Tuesday, January 15, 2013
FDA Warns St. Jude Medical About Manufacturing and Quality Control Problems
The Wall Street Journal (1/15, Weaver, Subscription Publication, 2.29M) reports St. Jude Medical, in a regulatory filing Monday, said it had received a warning letter from the Food and Drug Administration about problems related to the manufacturing practices and quality-control methods used at its heart-rhythm unit in Sylmar, California, where its Durata defibrillator leads are manufactured.
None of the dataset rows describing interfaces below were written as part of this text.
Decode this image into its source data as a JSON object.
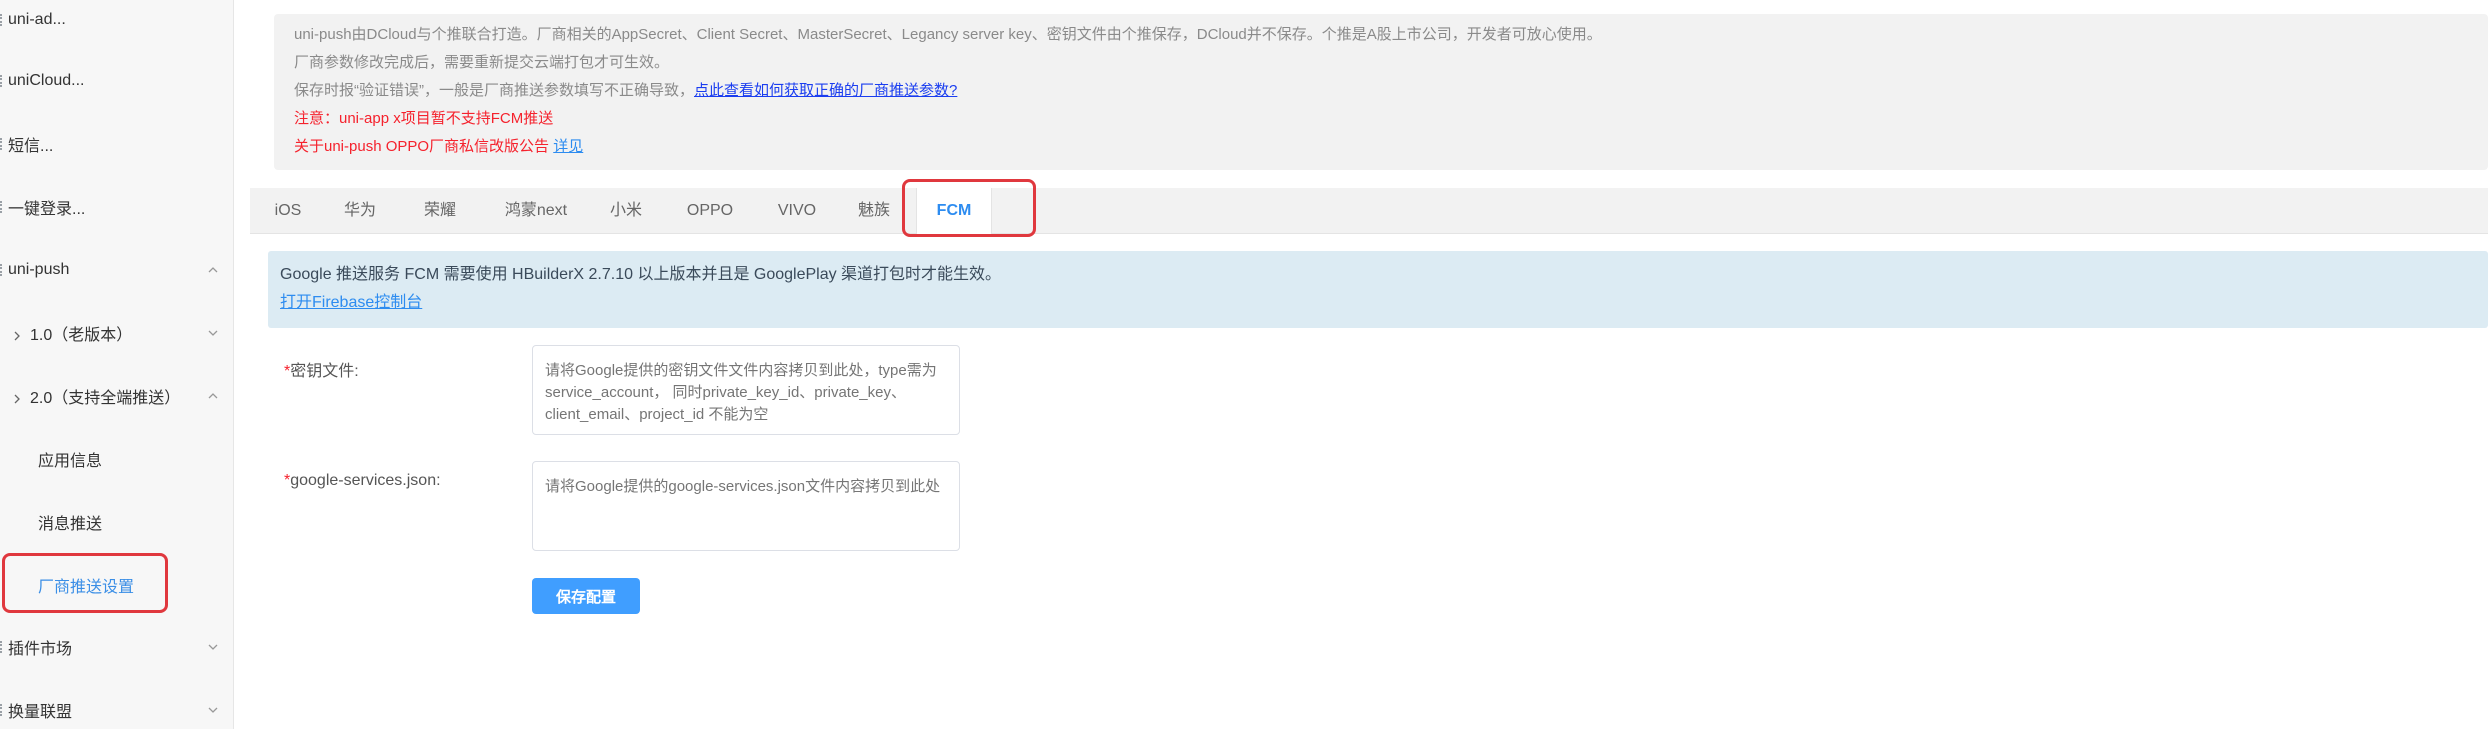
{
  "sidebar": {
    "items": [
      {
        "label": "uni-ad..."
      },
      {
        "label": "uniCloud..."
      },
      {
        "label": "短信..."
      },
      {
        "label": "一键登录..."
      },
      {
        "label": "uni-push"
      },
      {
        "label": "1.0（老版本）"
      },
      {
        "label": "2.0（支持全端推送）"
      },
      {
        "label": "应用信息"
      },
      {
        "label": "消息推送"
      },
      {
        "label": "厂商推送设置"
      },
      {
        "label": "插件市场"
      },
      {
        "label": "换量联盟"
      }
    ]
  },
  "notice": {
    "line1": "uni-push由DCloud与个推联合打造。厂商相关的AppSecret、Client Secret、MasterSecret、Legancy server key、密钥文件由个推保存，DCloud并不保存。个推是A股上市公司，开发者可放心使用。",
    "line2": "厂商参数修改完成后，需要重新提交云端打包才可生效。",
    "line3_prefix": "保存时报“验证错误”，一般是厂商推送参数填写不正确导致，",
    "line3_link": "点此查看如何获取正确的厂商推送参数?",
    "line4": "注意：uni-app x项目暂不支持FCM推送",
    "line5_prefix": "关于uni-push OPPO厂商私信改版公告",
    "line5_link": "详见"
  },
  "tabs": [
    "iOS",
    "华为",
    "荣耀",
    "鸿蒙next",
    "小米",
    "OPPO",
    "VIVO",
    "魅族",
    "FCM"
  ],
  "active_tab": "FCM",
  "info": {
    "text": "Google 推送服务 FCM 需要使用 HBuilderX 2.7.10 以上版本并且是 GooglePlay 渠道打包时才能生效。",
    "link": "打开Firebase控制台"
  },
  "form": {
    "key_file_label": "密钥文件:",
    "key_file_placeholder": "请将Google提供的密钥文件文件内容拷贝到此处，type需为service_account， 同时private_key_id、private_key、client_email、project_id 不能为空",
    "services_label": "google-services.json:",
    "services_placeholder": "请将Google提供的google-services.json文件内容拷贝到此处",
    "required_mark": "*",
    "save_label": "保存配置"
  },
  "colors": {
    "accent": "#409eff",
    "link": "#2d8cf0",
    "warning": "#f5222d",
    "highlight": "#e0383e"
  }
}
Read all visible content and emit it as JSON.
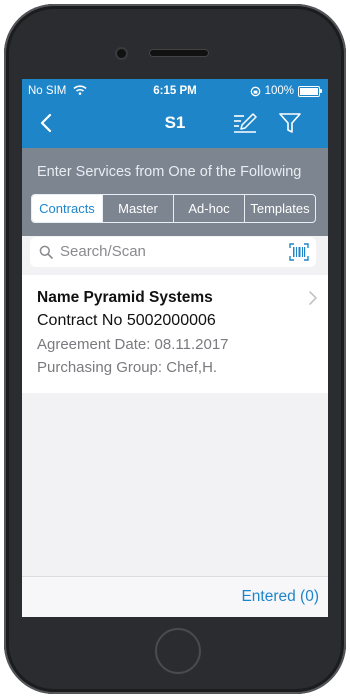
{
  "status_bar": {
    "carrier": "No SIM",
    "time": "6:15 PM",
    "battery": "100%"
  },
  "nav": {
    "title": "S1",
    "icons": [
      "chevron-left-icon",
      "edit-icon",
      "filter-icon"
    ]
  },
  "instruction": "Enter Services from One of the Following",
  "tabs": [
    {
      "label": "Contracts",
      "active": true
    },
    {
      "label": "Master",
      "active": false
    },
    {
      "label": "Ad-hoc",
      "active": false
    },
    {
      "label": "Templates",
      "active": false
    }
  ],
  "search": {
    "placeholder": "Search/Scan"
  },
  "list": [
    {
      "name": "Name Pyramid Systems",
      "contract": "Contract No 5002000006",
      "agreement": "Agreement Date: 08.11.2017",
      "group": "Purchasing Group: Chef,H."
    }
  ],
  "footer": {
    "entered": "Entered (0)"
  },
  "colors": {
    "accent": "#1f85c9",
    "subheader": "#7d8590"
  }
}
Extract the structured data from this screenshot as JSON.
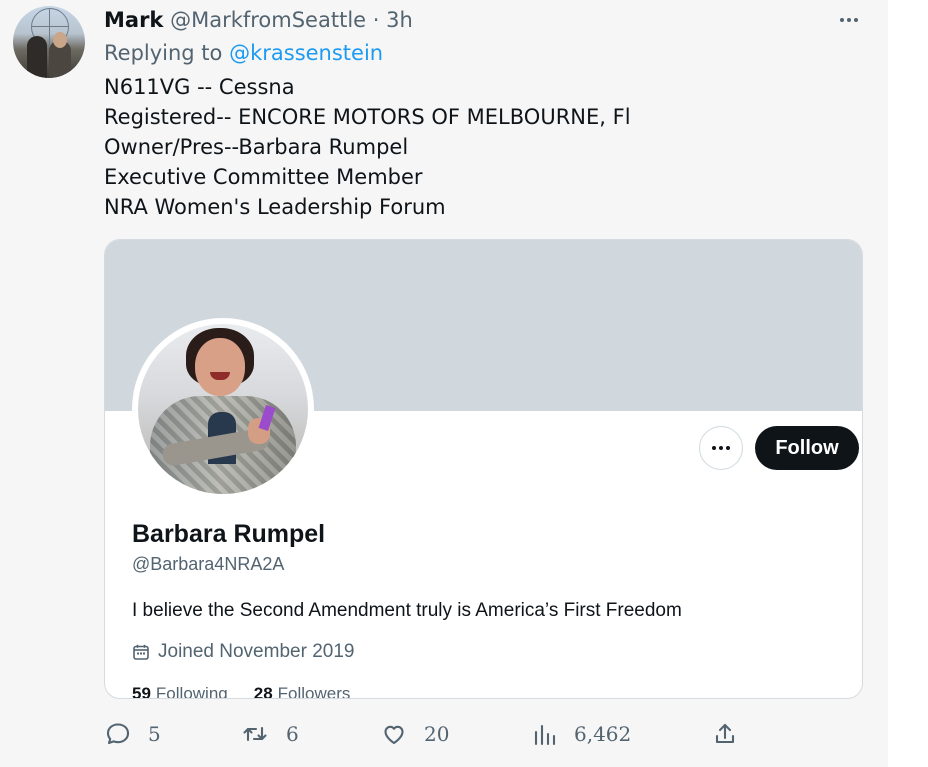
{
  "tweet": {
    "author": {
      "name": "Mark",
      "handle": "@MarkfromSeattle",
      "separator": "·",
      "time": "3h"
    },
    "replying_label": "Replying to",
    "replying_to": "@krassenstein",
    "text_lines": [
      "N611VG -- Cessna",
      "Registered-- ENCORE MOTORS OF MELBOURNE, Fl",
      "Owner/Pres--Barbara Rumpel",
      "Executive Committee Member",
      "NRA Women's Leadership Forum"
    ],
    "menu_icon": "more-horizontal-icon"
  },
  "profile_card": {
    "follow_label": "Follow",
    "name": "Barbara Rumpel",
    "handle": "@Barbara4NRA2A",
    "bio": "I believe the Second Amendment truly is America’s First Freedom",
    "joined": "Joined November 2019",
    "following_count": "59",
    "following_label": "Following",
    "followers_count": "28",
    "followers_label": "Followers",
    "icons": {
      "more": "more-horizontal-icon",
      "joined": "calendar-icon"
    }
  },
  "actions": {
    "reply_count": "5",
    "retweet_count": "6",
    "like_count": "20",
    "views_count": "6,462"
  },
  "colors": {
    "background": "#f6f6f6",
    "text": "#0f1419",
    "secondary_text": "#536471",
    "link": "#1d9bf0",
    "banner": "#d0d8de",
    "follow_button": "#0f1419"
  }
}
In the warning letter, the FDA says it will refrain from approving any new heart-device lines produced at the Sylmar facility until St. Jude provides documentation, showing it has corrected the problems adequately.
According to the AP (1/15), St. Jude said in the regulatory filing that it is "working to correct the problems" at the California plant, and it "does not expect the citation to affect its financial results." The St. Paul, Minnesota-based medical device manufacturer also pointed out that FDA did not ask the company to "recall any products," and that the agency is allowing it to "continue manufacturing and shipping products" from the Sylmar facility.
Bloomberg News (1/15, Edney, 1M) adds that FDA warning letter, which was dated Jan. 11, "doesn't affect its Durata cable used for defibrillators or any of the company's other medical products," St. Jude said in the SEC filing.
Reuters (1/15) notes that in October, St. Jude issued a statement saying it was expecting the FDA warning letter after agency inspectors noted inconsistencies both in the way the company manufactured the defibrillators, and how it documented the production process at the Sylmar facility.
The Minneapolis Star Tribune (1/15, Walsh, 335K) says FDA inspectors conducted the audit at the facility "from Sept. 25 to Oct. 17, 2012," after which, they promptly filed Form 483 detailing production violations, such as the "number of tests performed on Durata leads and the facility's record-keeping." Additionally, the Star Tribune notes that St. Jude "did not release a copy" of the Jan. 11 warning letter, and it is not yet available on the FDA's website, but spokesperson Sarah Clark-Lynn said it will be made public the next time the agency posts documents online.
Meanwhile, Minnesota Public Radio (1/15, Moylan) on its website quotes Morningstar analyst Debbie Wang as saying, "We don't think this FDA warning letter is a big deal for St. Jude because the firm does not currently have any major products from the Sylmar facility awaiting regulatory approval." Wang also emphasized that the FDA did not include any safety-related concerns in the Jan. 11 warning letter; and she noted that St. Jude is presently, conducting business "as usual."